**WHAT TO DO**
Go through the material below and tally every line with the string "icon". Reply with the number only.

**GIVEN INFORMATION**
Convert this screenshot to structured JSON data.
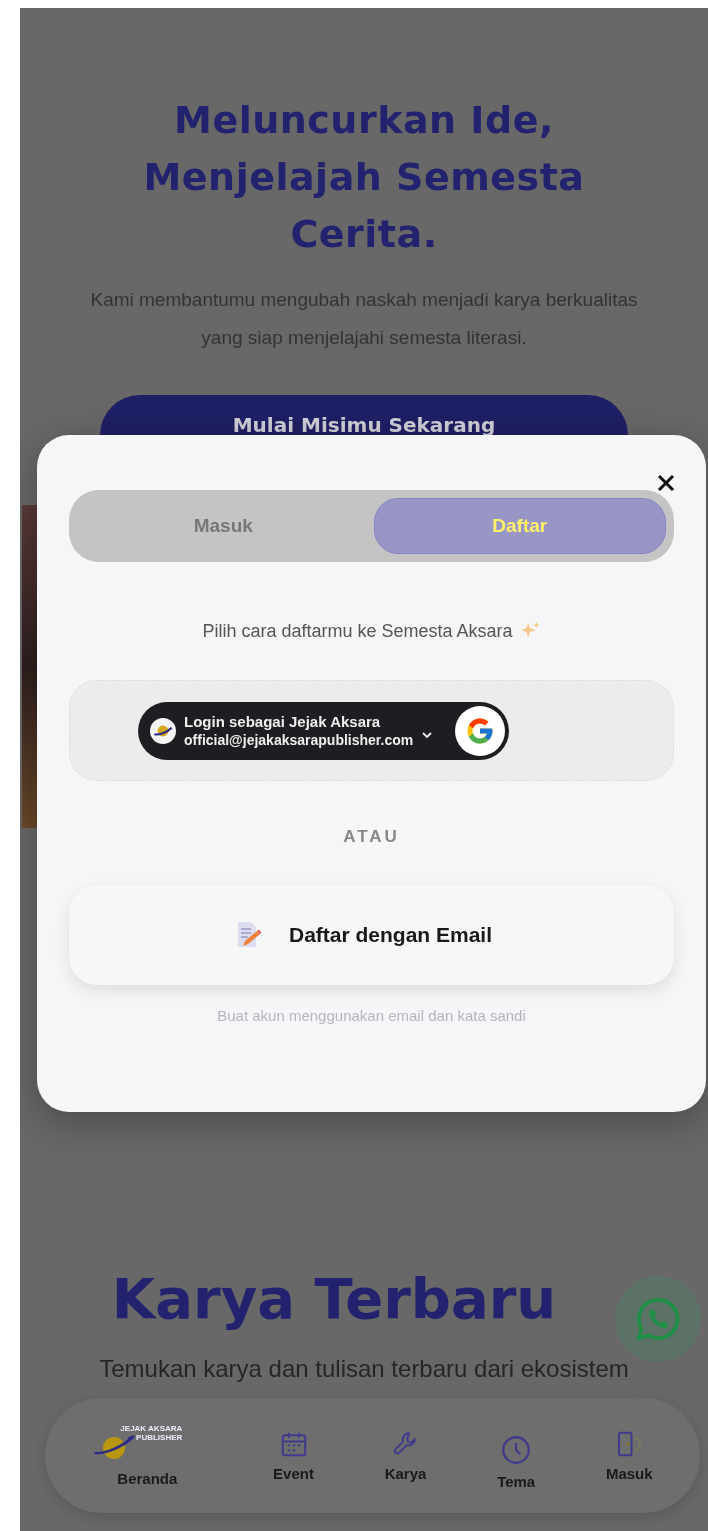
{
  "hero": {
    "title_lines": [
      "Meluncurkan Ide,",
      "Menjelajah Semesta",
      "Cerita."
    ],
    "subtitle": "Kami membantumu mengubah naskah menjadi karya berkualitas yang siap menjelajahi semesta literasi.",
    "cta": "Mulai Misimu Sekarang"
  },
  "modal": {
    "tabs": [
      {
        "label": "Masuk",
        "selected": false
      },
      {
        "label": "Daftar",
        "selected": true
      }
    ],
    "prompt": "Pilih cara daftarmu ke Semesta Aksara",
    "google_button": {
      "title": "Login sebagai Jejak Aksara",
      "email": "official@jejakaksarapublisher.com"
    },
    "divider": "ATAU",
    "email_button": "Daftar dengan Email",
    "email_hint": "Buat akun menggunakan email dan kata sandi"
  },
  "section": {
    "title": "Karya Terbaru",
    "subtitle": "Temukan karya dan tulisan terbaru dari ekosistem"
  },
  "bottom_nav": {
    "logo_lines": [
      "JEJAK AKSARA",
      "PUBLISHER"
    ],
    "items": [
      {
        "label": "Beranda"
      },
      {
        "label": "Event"
      },
      {
        "label": "Karya"
      },
      {
        "label": "Tema"
      },
      {
        "label": "Masuk"
      }
    ]
  }
}
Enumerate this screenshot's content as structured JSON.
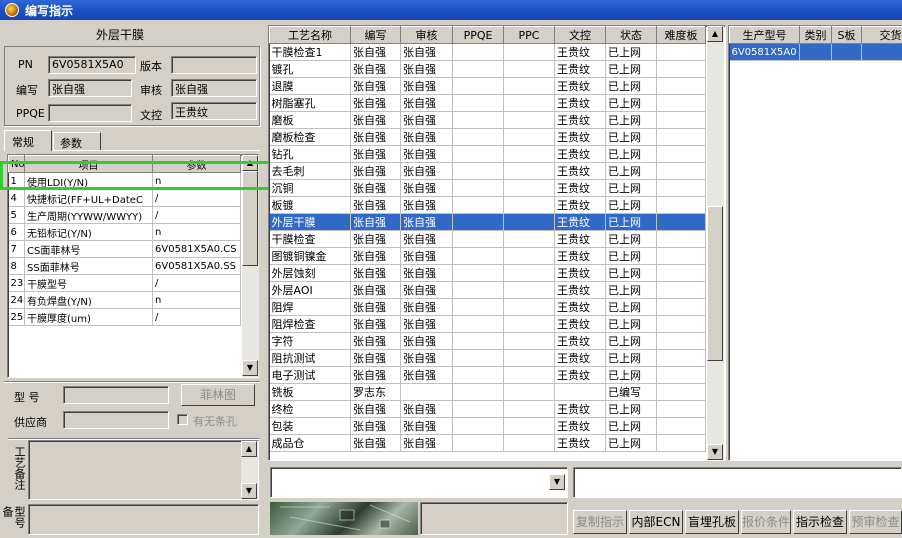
{
  "window": {
    "title": "编写指示"
  },
  "left": {
    "section_title": "外层干膜",
    "fields": {
      "pn_label": "PN",
      "pn_value": "6V0581X5A0",
      "version_label": "版本",
      "version_value": "",
      "writer_label": "编写",
      "writer_value": "张自强",
      "reviewer_label": "审核",
      "reviewer_value": "张自强",
      "ppqe_label": "PPQE",
      "ppqe_value": "",
      "doc_label": "文控",
      "doc_value": "王贵纹"
    },
    "tabs": [
      "常规",
      "参数"
    ],
    "param_table": {
      "headers": [
        "No",
        "项目",
        "参数"
      ],
      "rows": [
        [
          "1",
          "使用LDI(Y/N)",
          "n"
        ],
        [
          "4",
          "快捷标记(FF+UL+DateC",
          "/"
        ],
        [
          "5",
          "生产周期(YYWW/WWYY)",
          "/"
        ],
        [
          "6",
          "无铅标记(Y/N)",
          "n"
        ],
        [
          "7",
          "CS面菲林号",
          "6V0581X5A0.CS"
        ],
        [
          "8",
          "SS面菲林号",
          "6V0581X5A0.SS"
        ],
        [
          "23",
          "干膜型号",
          "/"
        ],
        [
          "24",
          "有负焊盘(Y/N)",
          "n"
        ],
        [
          "25",
          "干膜厚度(um)",
          "/"
        ]
      ]
    },
    "model_label": "型  号",
    "film_button": "菲林图",
    "supplier_label": "供应商",
    "barcode_checkbox": "有无条孔",
    "process_note_label": "工艺备注",
    "model_note_label": "型号备"
  },
  "process_table": {
    "headers": [
      "工艺名称",
      "编写",
      "审核",
      "PPQE",
      "PPC",
      "文控",
      "状态",
      "难度板"
    ],
    "selected_index": 10,
    "rows": [
      [
        "干膜检查1",
        "张自强",
        "张自强",
        "",
        "",
        "王贵纹",
        "已上网",
        ""
      ],
      [
        "镀孔",
        "张自强",
        "张自强",
        "",
        "",
        "王贵纹",
        "已上网",
        ""
      ],
      [
        "退膜",
        "张自强",
        "张自强",
        "",
        "",
        "王贵纹",
        "已上网",
        ""
      ],
      [
        "树脂塞孔",
        "张自强",
        "张自强",
        "",
        "",
        "王贵纹",
        "已上网",
        ""
      ],
      [
        "磨板",
        "张自强",
        "张自强",
        "",
        "",
        "王贵纹",
        "已上网",
        ""
      ],
      [
        "磨板检查",
        "张自强",
        "张自强",
        "",
        "",
        "王贵纹",
        "已上网",
        ""
      ],
      [
        "钻孔",
        "张自强",
        "张自强",
        "",
        "",
        "王贵纹",
        "已上网",
        ""
      ],
      [
        "去毛刺",
        "张自强",
        "张自强",
        "",
        "",
        "王贵纹",
        "已上网",
        ""
      ],
      [
        "沉铜",
        "张自强",
        "张自强",
        "",
        "",
        "王贵纹",
        "已上网",
        ""
      ],
      [
        "板镀",
        "张自强",
        "张自强",
        "",
        "",
        "王贵纹",
        "已上网",
        ""
      ],
      [
        "外层干膜",
        "张自强",
        "张自强",
        "",
        "",
        "王贵纹",
        "已上网",
        ""
      ],
      [
        "干膜检查",
        "张自强",
        "张自强",
        "",
        "",
        "王贵纹",
        "已上网",
        ""
      ],
      [
        "图镀铜镍金",
        "张自强",
        "张自强",
        "",
        "",
        "王贵纹",
        "已上网",
        ""
      ],
      [
        "外层蚀刻",
        "张自强",
        "张自强",
        "",
        "",
        "王贵纹",
        "已上网",
        ""
      ],
      [
        "外层AOI",
        "张自强",
        "张自强",
        "",
        "",
        "王贵纹",
        "已上网",
        ""
      ],
      [
        "阻焊",
        "张自强",
        "张自强",
        "",
        "",
        "王贵纹",
        "已上网",
        ""
      ],
      [
        "阻焊检查",
        "张自强",
        "张自强",
        "",
        "",
        "王贵纹",
        "已上网",
        ""
      ],
      [
        "字符",
        "张自强",
        "张自强",
        "",
        "",
        "王贵纹",
        "已上网",
        ""
      ],
      [
        "阻抗测试",
        "张自强",
        "张自强",
        "",
        "",
        "王贵纹",
        "已上网",
        ""
      ],
      [
        "电子测试",
        "张自强",
        "张自强",
        "",
        "",
        "王贵纹",
        "已上网",
        ""
      ],
      [
        "铣板",
        "罗志东",
        "",
        "",
        "",
        "",
        "已编写",
        ""
      ],
      [
        "终检",
        "张自强",
        "张自强",
        "",
        "",
        "王贵纹",
        "已上网",
        ""
      ],
      [
        "包装",
        "张自强",
        "张自强",
        "",
        "",
        "王贵纹",
        "已上网",
        ""
      ],
      [
        "成品仓",
        "张自强",
        "张自强",
        "",
        "",
        "王贵纹",
        "已上网",
        ""
      ]
    ]
  },
  "model_table": {
    "headers": [
      "生产型号",
      "类别",
      "S板",
      "交货"
    ],
    "rows": [
      [
        "6V0581X5A0",
        "",
        "",
        ""
      ]
    ]
  },
  "buttons": {
    "copy": "复制指示",
    "ecn": "内部ECN",
    "blind": "盲埋孔板",
    "quote": "报价条件",
    "check": "指示检查",
    "precheck": "预审检查"
  },
  "colors": {
    "selection": "#3169c6",
    "highlight_box": "#33cc33",
    "titlebar": "#1a4fc4"
  }
}
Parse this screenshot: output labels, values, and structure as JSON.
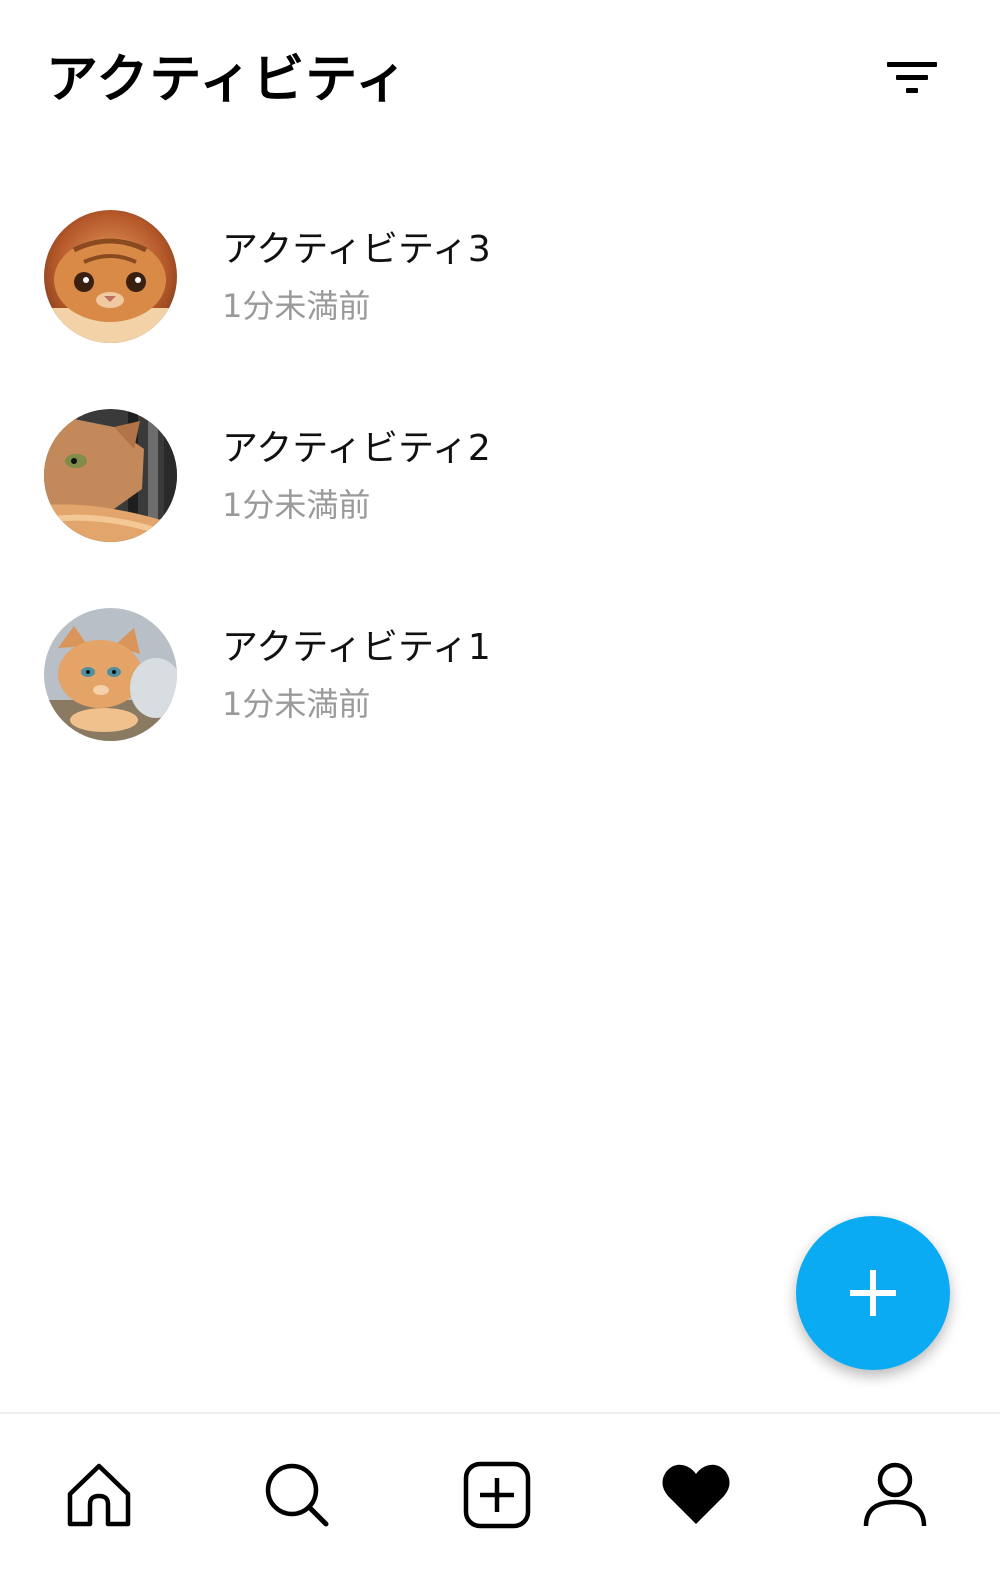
{
  "header": {
    "title": "アクティビティ",
    "filter_icon": "filter-list-icon"
  },
  "activities": [
    {
      "title": "アクティビティ3",
      "time": "1分未満前",
      "avatar": "cat-photo-avatar"
    },
    {
      "title": "アクティビティ2",
      "time": "1分未満前",
      "avatar": "cat-photo-avatar"
    },
    {
      "title": "アクティビティ1",
      "time": "1分未満前",
      "avatar": "cat-photo-avatar"
    }
  ],
  "fab": {
    "icon": "plus-icon",
    "color": "#0aabf3"
  },
  "bottom_nav": {
    "items": [
      {
        "icon": "home-icon",
        "active": false
      },
      {
        "icon": "search-icon",
        "active": false
      },
      {
        "icon": "add-square-icon",
        "active": false
      },
      {
        "icon": "heart-icon",
        "active": true
      },
      {
        "icon": "profile-icon",
        "active": false
      }
    ]
  },
  "colors": {
    "accent": "#0aabf3",
    "secondary_text": "#9a9a9a",
    "primary_text": "#000000"
  }
}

**YOUR SOLUTION**
7